"In many ways, Colleen embodies the best of our little corner of the Austin community," says Jackie Letelier, who owns Pâté Letelier. "Now we are coming together to give back to Colleen, for all of the time, energy, love and pies that she generously gives to those around her."

On June 14, they are hosting an event called Pies & Pigs at Springdale Farm, 755 Springdale Road, that will raise money to help Sommers pay for some of her treatment. ("Like many in the self-employed culinary and creative community, Colleen doesn't have health insurance," Letelier says.)

Charcuterie makers Salt & Time and Three Little Pigs, Raymond Tatum's East Austin food trailer, will go head-to-head in a pig cook-off, and there will also be a pie-eating contest, pie auction and live music from Greyhounds and Whiskey Shivers. The event starts at 6 p.m. For tickets ($25) and info, go to springdale.ticketbud.com/piespigs.

Hungry for some 'Game of Thrones' goodies?

It's a testament to the world-building that author George R.R. Martin put into "A Song of Ice and Fire," the book series known to most people as "Game of Thrones," that the cookbook "A Feast of Ice and Fire" (Bantam , $35) exists at all.

Itself drawn from (and a condensation of) a "Thrones"-inspried website called "The Inn At the Crossroads" (motto: "In the game of food, you win or you wash the dishes"), "A Feast" explicates dishes mentioned in the books. Everything from the hearty fare at the Wall (pork pie, bean-and-bacon soup, mutton in onion-ale broth) to the mutant Mediterranean fare in Dorne (chickpea paste, rattlesnake) is covered; no region goes unrepresented. There are substitutions for the more exotic fare (the folks in the in the lands Across the Narrow Sea may eat dog sausage, but you can substitute lamb sausage), but there is also a devotion to verisimilitude.

There's even a sizeable introduction by Martin himself. (His confession? He cannot cook. Are we surprised? We are not.)

The first chapters are devoted to stocking a medieval kitchen and how to make such then-common staples as the spice Poudre Douce and Elizabethan Butter Sauce. There are two episodes left in this year's season of the HBO hit; dishes from this entertaining tome would make the perfect season-finale party.

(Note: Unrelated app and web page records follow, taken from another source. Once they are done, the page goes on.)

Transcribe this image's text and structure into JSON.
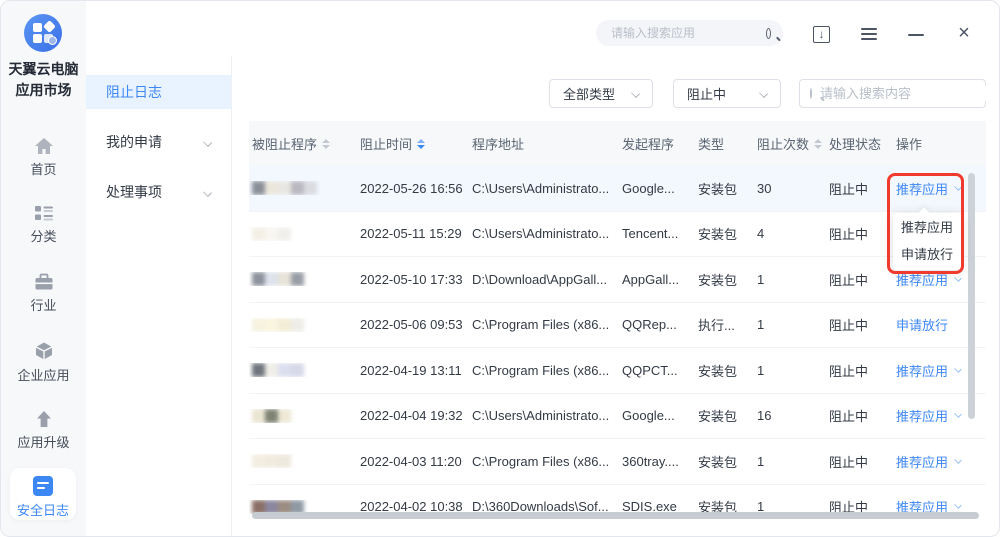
{
  "app": {
    "title_line1": "天翼云电脑",
    "title_line2": "应用市场"
  },
  "titlebar": {
    "search_placeholder": "请输入搜索应用"
  },
  "rail": {
    "items": [
      {
        "label": "首页",
        "icon": "home-icon"
      },
      {
        "label": "分类",
        "icon": "category-icon"
      },
      {
        "label": "行业",
        "icon": "briefcase-icon"
      },
      {
        "label": "企业应用",
        "icon": "cube-icon"
      },
      {
        "label": "应用升级",
        "icon": "upgrade-icon"
      },
      {
        "label": "安全日志",
        "icon": "security-log-icon",
        "active": true
      }
    ]
  },
  "sidebar": {
    "items": [
      {
        "label": "阻止日志",
        "active": true,
        "expandable": false
      },
      {
        "label": "我的申请",
        "active": false,
        "expandable": true
      },
      {
        "label": "处理事项",
        "active": false,
        "expandable": true
      }
    ]
  },
  "filters": {
    "type_select": "全部类型",
    "status_select": "阻止中",
    "search_placeholder": "请输入搜索内容"
  },
  "table": {
    "columns": [
      {
        "label": "被阻止程序",
        "sortable": true,
        "sort": "none"
      },
      {
        "label": "阻止时间",
        "sortable": true,
        "sort": "desc"
      },
      {
        "label": "程序地址",
        "sortable": false
      },
      {
        "label": "发起程序",
        "sortable": false
      },
      {
        "label": "类型",
        "sortable": false
      },
      {
        "label": "阻止次数",
        "sortable": true,
        "sort": "none"
      },
      {
        "label": "处理状态",
        "sortable": false
      },
      {
        "label": "操作",
        "sortable": false
      }
    ],
    "rows": [
      {
        "time": "2022-05-26 16:56",
        "path": "C:\\Users\\Administrato...",
        "source": "Google...",
        "type": "安装包",
        "count": "30",
        "status": "阻止中",
        "action": "推荐应用",
        "action_caret": true,
        "highlighted": true,
        "blur_blocks": [
          "#8b8f98",
          "#ece7dc",
          "#e9e7e3",
          "#bab8bf",
          "#dadbe0"
        ]
      },
      {
        "time": "2022-05-11 15:29",
        "path": "C:\\Users\\Administrato...",
        "source": "Tencent...",
        "type": "安装包",
        "count": "4",
        "status": "阻止中",
        "action": "",
        "action_caret": false,
        "highlighted": false,
        "blur_blocks": [
          "#f4f0e6",
          "#f8f6f1",
          "#f1efec"
        ]
      },
      {
        "time": "2022-05-10 17:33",
        "path": "D:\\Download\\AppGall...",
        "source": "AppGall...",
        "type": "安装包",
        "count": "1",
        "status": "阻止中",
        "action": "推荐应用",
        "action_caret": true,
        "highlighted": false,
        "blur_blocks": [
          "#8d939d",
          "#dde2eb",
          "#e7e3d9",
          "#989ea6"
        ]
      },
      {
        "time": "2022-05-06 09:53",
        "path": "C:\\Program Files (x86...",
        "source": "QQRep...",
        "type": "执行...",
        "count": "1",
        "status": "阻止中",
        "action": "申请放行",
        "action_caret": false,
        "highlighted": false,
        "blur_blocks": [
          "#f6f2e0",
          "#f9f5df",
          "#f3edd6",
          "#eeede8"
        ]
      },
      {
        "time": "2022-04-19 13:11",
        "path": "C:\\Program Files (x86...",
        "source": "QQPCT...",
        "type": "安装包",
        "count": "1",
        "status": "阻止中",
        "action": "推荐应用",
        "action_caret": true,
        "highlighted": false,
        "blur_blocks": [
          "#70757d",
          "#f0eee8",
          "#dbdeef",
          "#d7d9e9"
        ]
      },
      {
        "time": "2022-04-04 19:32",
        "path": "C:\\Users\\Administrato...",
        "source": "Google...",
        "type": "安装包",
        "count": "16",
        "status": "阻止中",
        "action": "推荐应用",
        "action_caret": true,
        "highlighted": false,
        "blur_blocks": [
          "#ebe5d3",
          "#7e8373",
          "#eee8d5"
        ]
      },
      {
        "time": "2022-04-03 11:20",
        "path": "C:\\Program Files (x86...",
        "source": "360tray....",
        "type": "安装包",
        "count": "1",
        "status": "阻止中",
        "action": "推荐应用",
        "action_caret": true,
        "highlighted": false,
        "blur_blocks": [
          "#f3eee1",
          "#f0ebdf",
          "#eee9de"
        ]
      },
      {
        "time": "2022-04-02 10:38",
        "path": "D:\\360Downloads\\Sof...",
        "source": "SDIS.exe",
        "type": "安装包",
        "count": "1",
        "status": "阻止中",
        "action": "推荐应用",
        "action_caret": true,
        "highlighted": false,
        "blur_blocks": [
          "#8a6f66",
          "#8b87a0",
          "#9c8d82",
          "#8f9aa5"
        ]
      }
    ]
  },
  "dropdown": {
    "items": [
      "推荐应用",
      "申请放行"
    ]
  },
  "colors": {
    "accent": "#3d87f5",
    "active_bg": "#e9f3ff",
    "annotation_red": "#f13a2e",
    "header_bg": "#f7f8fa",
    "row_highlight": "#f3f8fe"
  }
}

Here's a light, summery one:

MEDIEVAL COLD FRUIT SOUP

2 firm, tart, apples, peeled, cored and sliced

1 cup almond milk

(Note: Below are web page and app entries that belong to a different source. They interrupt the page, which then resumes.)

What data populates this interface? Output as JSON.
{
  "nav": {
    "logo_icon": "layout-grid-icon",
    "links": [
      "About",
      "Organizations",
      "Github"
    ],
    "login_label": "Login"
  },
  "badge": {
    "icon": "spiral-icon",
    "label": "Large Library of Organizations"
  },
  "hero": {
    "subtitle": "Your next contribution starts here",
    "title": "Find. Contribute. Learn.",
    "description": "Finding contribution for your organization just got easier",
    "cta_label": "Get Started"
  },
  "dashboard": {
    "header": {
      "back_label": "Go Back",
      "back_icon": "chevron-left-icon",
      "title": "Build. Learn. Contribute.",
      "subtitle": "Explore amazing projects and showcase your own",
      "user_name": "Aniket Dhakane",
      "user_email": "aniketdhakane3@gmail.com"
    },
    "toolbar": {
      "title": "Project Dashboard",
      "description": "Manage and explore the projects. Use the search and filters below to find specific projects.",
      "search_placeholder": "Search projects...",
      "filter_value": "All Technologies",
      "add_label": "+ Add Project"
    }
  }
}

1/3 cup honey

I Tbsp. sandalwood powder (or a dash of red food coloring)

Pinch of saffron

Pinch of salt

Poudre Douce or cinnamon sugar

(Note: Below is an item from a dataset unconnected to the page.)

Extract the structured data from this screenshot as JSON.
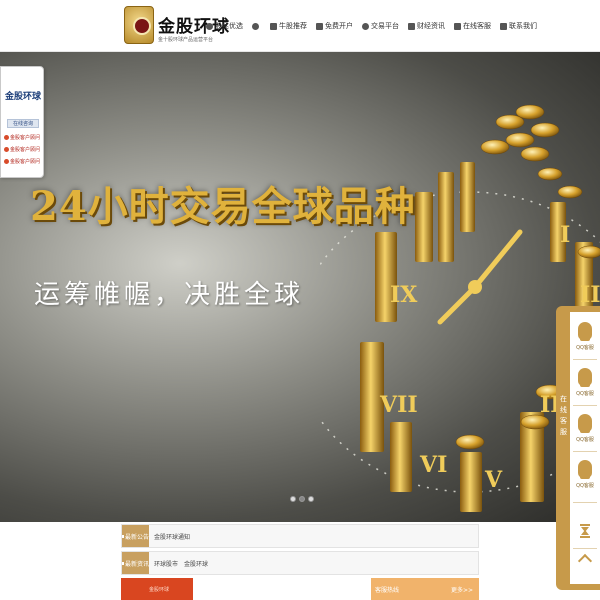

Boil the apples until mushy, then drain. Press the apples through a sieve or whiz them in a food processor until mostly liquified. Pour the apples into a saucepan and add the almond milk, honey, sandalwood, saffron and salt. Cook, stirring, over medium heat until the soup thickens to a desirable consistency. Place the soup in the refrigerator until it is chilled through, then serve with poudre douce or cinnamon sugar on top.

Austin brews win medals at 'Olympics of Beer'

Who says canned beer isn't award-worthy?

Austin's Hops & Grain Brewery, known for only packaging beer in cans instead of bottles, took home a gold medal at the World Beer Cup, an international competition that is often referred to as "The Olympics of Beer Competition."

The East Austin brewery's Alt-eration won first place in the German-Style Brown Ale category and was one of six medals awarded to Texas breweries at the annual contest. Live Oak Brewing in Austin won silver with its Live Oak Primus in the South German-Style Weizenbock category, and Spoetzl Brewery in Shiner took home silver in the American-Style Dark Lager with its Shiner Bock.

Saint Arnold Brewing Company in Houston took home three medals: The Endeavour Double IPA won a silver medal in the Imperial IPA category, Pumpkinator won a silver medal in the Pumpkin Beer category, and Santo won a bronze medal in the American-Style Dark Lager category.